By Beth Gilomen
Visiting the Conservatory of Flowers’ current special exhibit, Chomp, flooded me with memories of fourth grade field trips – if they’d had a “Little Shop of Horrors” theme. Yes, the playfully titled show features carnivorous plants from all over the world (that’s right, these plants eat meat), displayed almost too close for comfort.
I say “almost,” because I was assured that none of these hungry little predators are harmful to humans. Even sticking your finger inside a Nepenthes pitcher and leaving it there for a few days will only give you a sunburn-like discomfort. Of course, you wouldn’t want to let your pet mice near one.
So what’s the point of the show aside from sending a shiver down your spine? Why, environmental education, of course! Organizations like the International Carnivorous Plant Society are working to cultivate and preserve the hundreds of species in existence. Meanwhile, humans have destroyed 95% of the wetlands suitable for growing carnivorous plants in the United States. Teaching about the plants and their important role in wetland ecosystems is an important step, then, in preserving those habitats that remain.

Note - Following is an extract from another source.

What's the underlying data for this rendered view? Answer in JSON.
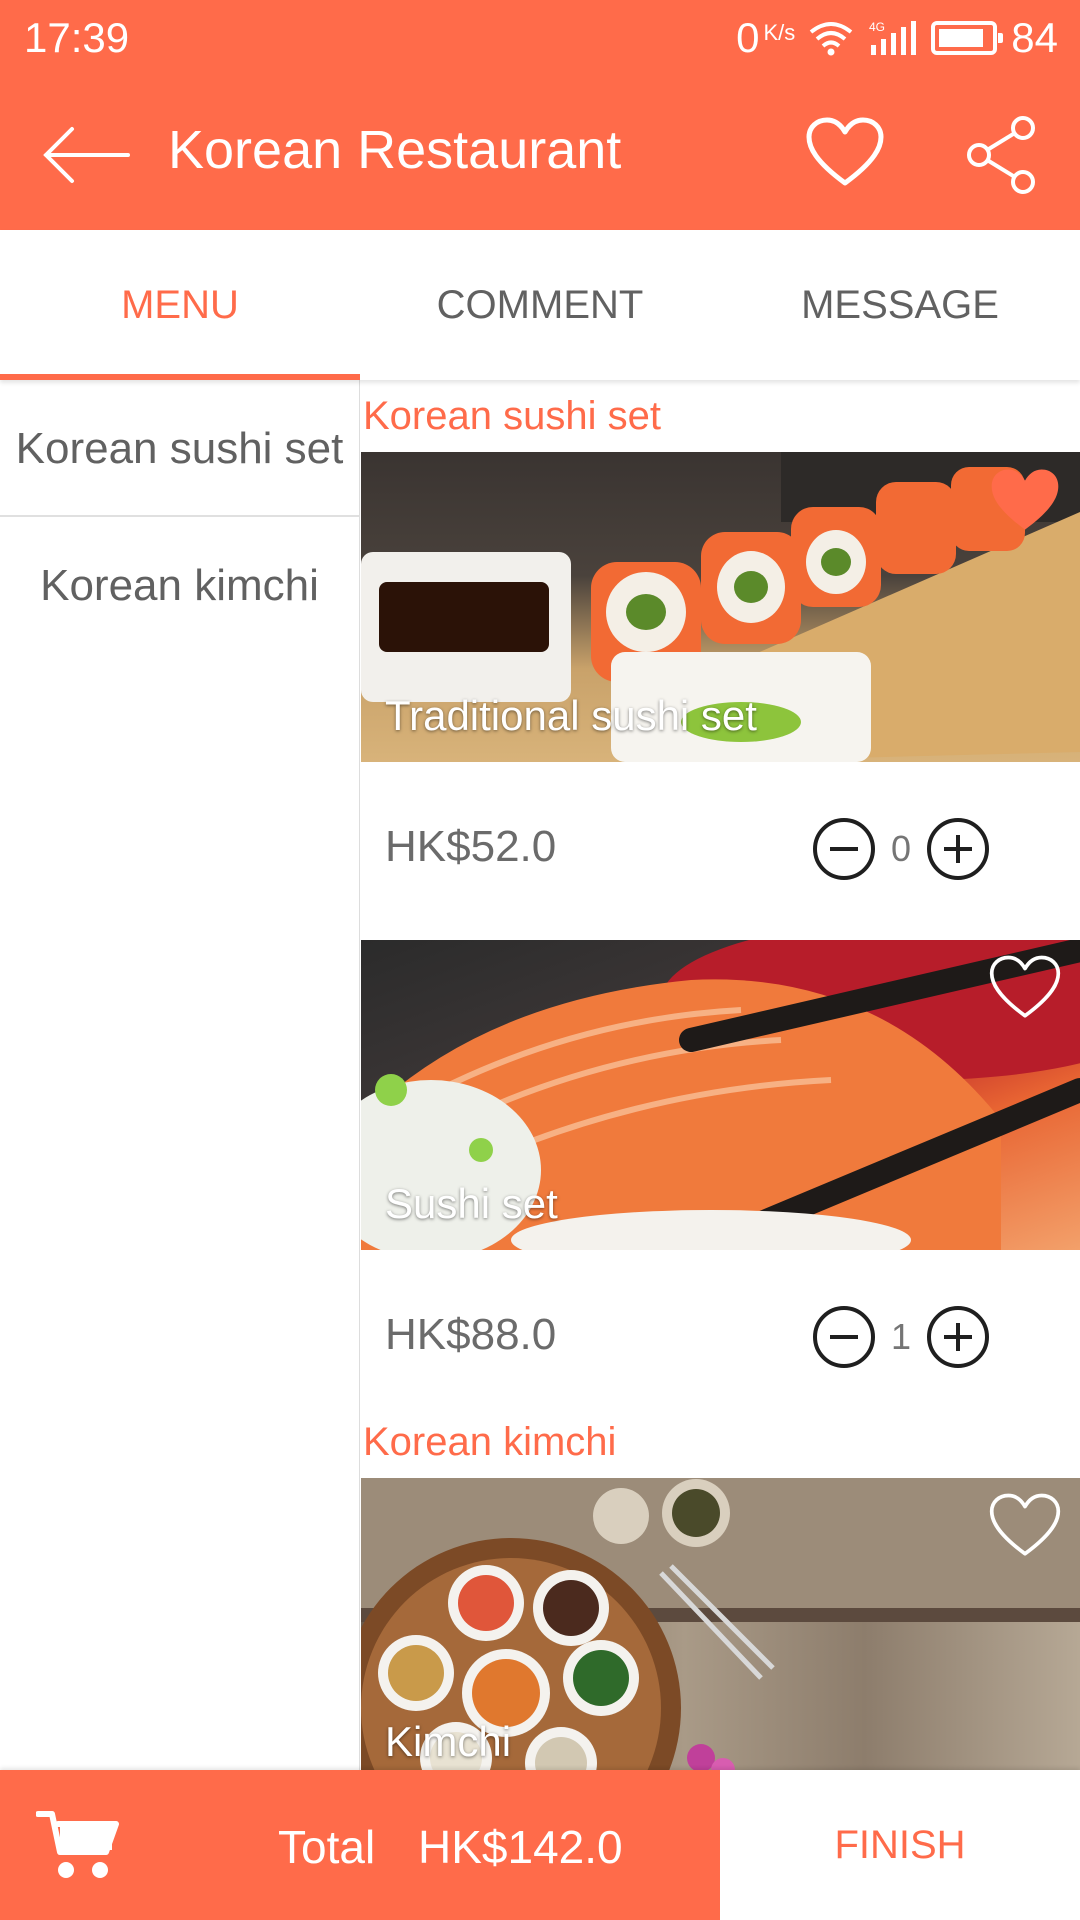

Whether you subscribe to the activist sentiment or not, though, the display is well worth seeing. You can stop by on weekends for a "feeding" demonstration or a dissection, where you’ll watch insect remains pour from the plants' bellies. And if you're feeling a little more adventurous, you can take home your very own Venus Fly Trap from the gift shop. Just be careful where you put your fingers – or your small pets.

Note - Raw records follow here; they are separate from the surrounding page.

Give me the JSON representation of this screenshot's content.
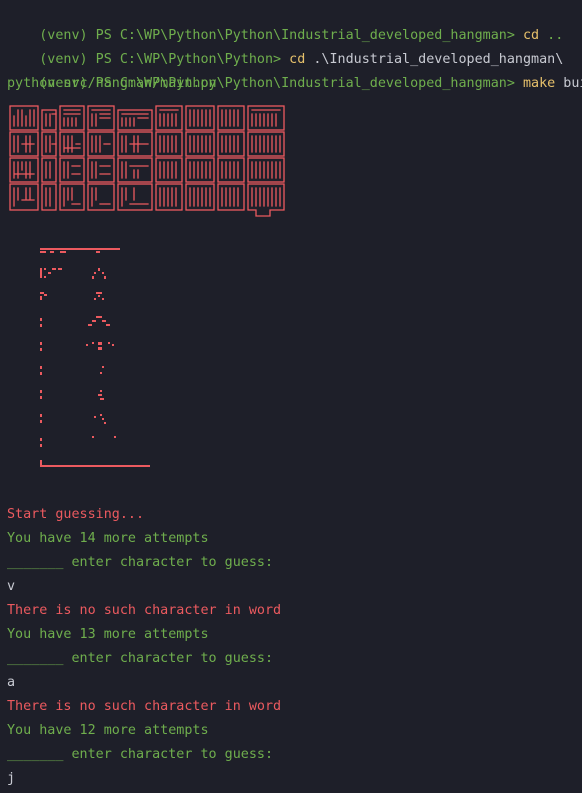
{
  "colors": {
    "background": "#1e1f29",
    "prompt_green": "#6fae4d",
    "command_yellow": "#e6c06b",
    "text": "#c8cad2",
    "error_red": "#ec5a5f"
  },
  "shell": {
    "lines": [
      {
        "prompt": "(venv) PS C:\\WP\\Python\\Python\\Industrial_developed_hangman> ",
        "command": "cd",
        "args": " .."
      },
      {
        "prompt": "(venv) PS C:\\WP\\Python\\Python> ",
        "command": "cd",
        "args": " .\\Industrial_developed_hangman\\"
      },
      {
        "prompt": "(venv) PS C:\\WP\\Python\\Python\\Industrial_developed_hangman> ",
        "command": "make",
        "args": " build"
      }
    ],
    "echo": "python src/hangman/main.py"
  },
  "game": {
    "start": "Start guessing...",
    "attempts_1": "You have 14 more attempts",
    "prompt_1": "_______ enter character to guess:",
    "input_1": "v",
    "error_1": "There is no such character in word",
    "attempts_2": "You have 13 more attempts",
    "prompt_2": "_______ enter character to guess:",
    "input_2": "a",
    "error_2": "There is no such character in word",
    "attempts_3": "You have 12 more attempts",
    "prompt_3": "_______ enter character to guess:",
    "input_3": "j"
  }
}
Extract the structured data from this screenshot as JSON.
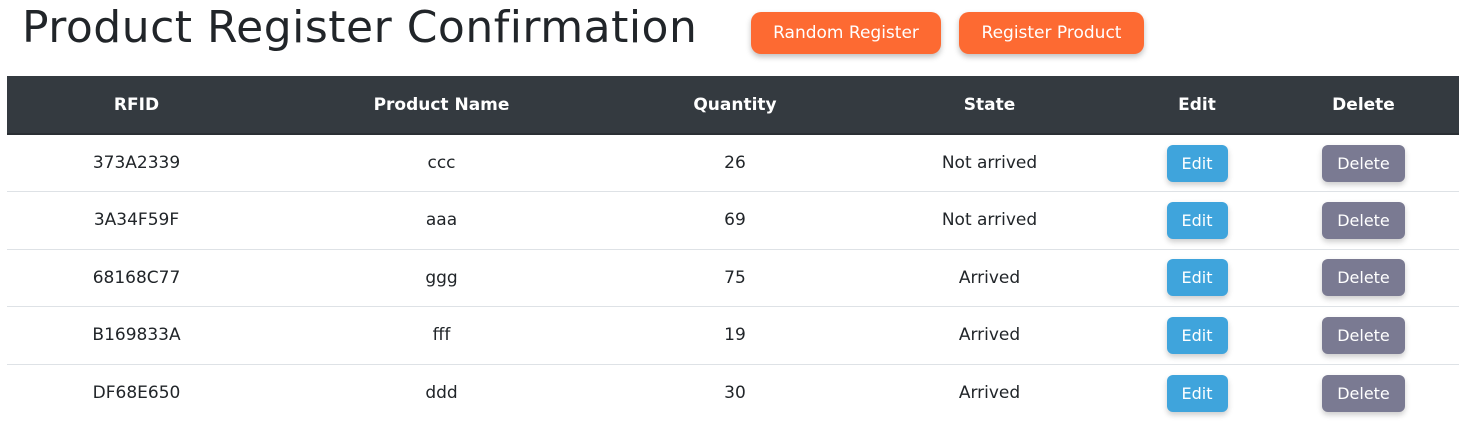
{
  "header": {
    "title": "Product Register Confirmation",
    "random_label": "Random Register",
    "register_label": "Register Product"
  },
  "table": {
    "columns": [
      "RFID",
      "Product Name",
      "Quantity",
      "State",
      "Edit",
      "Delete"
    ],
    "rows": [
      {
        "rfid": "373A2339",
        "name": "ccc",
        "quantity": "26",
        "state": "Not arrived",
        "edit": "Edit",
        "delete": "Delete"
      },
      {
        "rfid": "3A34F59F",
        "name": "aaa",
        "quantity": "69",
        "state": "Not arrived",
        "edit": "Edit",
        "delete": "Delete"
      },
      {
        "rfid": "68168C77",
        "name": "ggg",
        "quantity": "75",
        "state": "Arrived",
        "edit": "Edit",
        "delete": "Delete"
      },
      {
        "rfid": "B169833A",
        "name": "fff",
        "quantity": "19",
        "state": "Arrived",
        "edit": "Edit",
        "delete": "Delete"
      },
      {
        "rfid": "DF68E650",
        "name": "ddd",
        "quantity": "30",
        "state": "Arrived",
        "edit": "Edit",
        "delete": "Delete"
      }
    ]
  },
  "colors": {
    "accent": "#fd6a32",
    "header_bg": "#343a40",
    "edit_button": "#3fa4dc",
    "delete_button": "#7a7a92"
  }
}
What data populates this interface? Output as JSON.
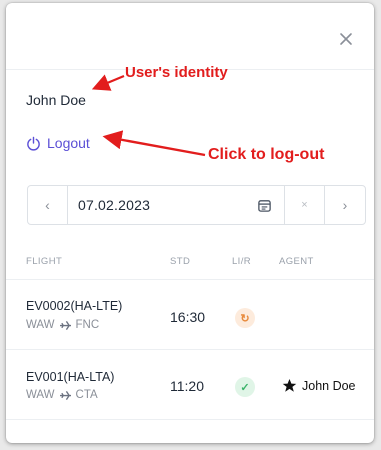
{
  "user": {
    "name": "John Doe"
  },
  "logout": {
    "label": "Logout"
  },
  "annotations": {
    "identity": "User's identity",
    "logout": "Click to log-out"
  },
  "date_picker": {
    "value": "07.02.2023",
    "prev_icon": "chevron-left-icon",
    "next_icon": "chevron-right-icon",
    "calendar_icon": "calendar-icon",
    "clear_icon": "close-icon"
  },
  "table": {
    "headers": {
      "flight": "FLIGHT",
      "std": "STD",
      "lir": "LI/R",
      "agent": "AGENT"
    },
    "rows": [
      {
        "flight": "EV0002(HA-LTE)",
        "from": "WAW",
        "to": "FNC",
        "std": "16:30",
        "lir_status": "sync-icon",
        "agent": ""
      },
      {
        "flight": "EV001(HA-LTA)",
        "from": "WAW",
        "to": "CTA",
        "std": "11:20",
        "lir_status": "check-icon",
        "agent": "John Doe"
      }
    ]
  },
  "colors": {
    "accent": "#5b4fd6",
    "annotation": "#e21d1d",
    "warn": "#e8893a",
    "ok": "#3cb46b"
  }
}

Now through November 4, Conservatory of Flowers in Golden Gate Park. Admission: Free to $5, depending on age. For more information visit www.conservatoryofflowers.org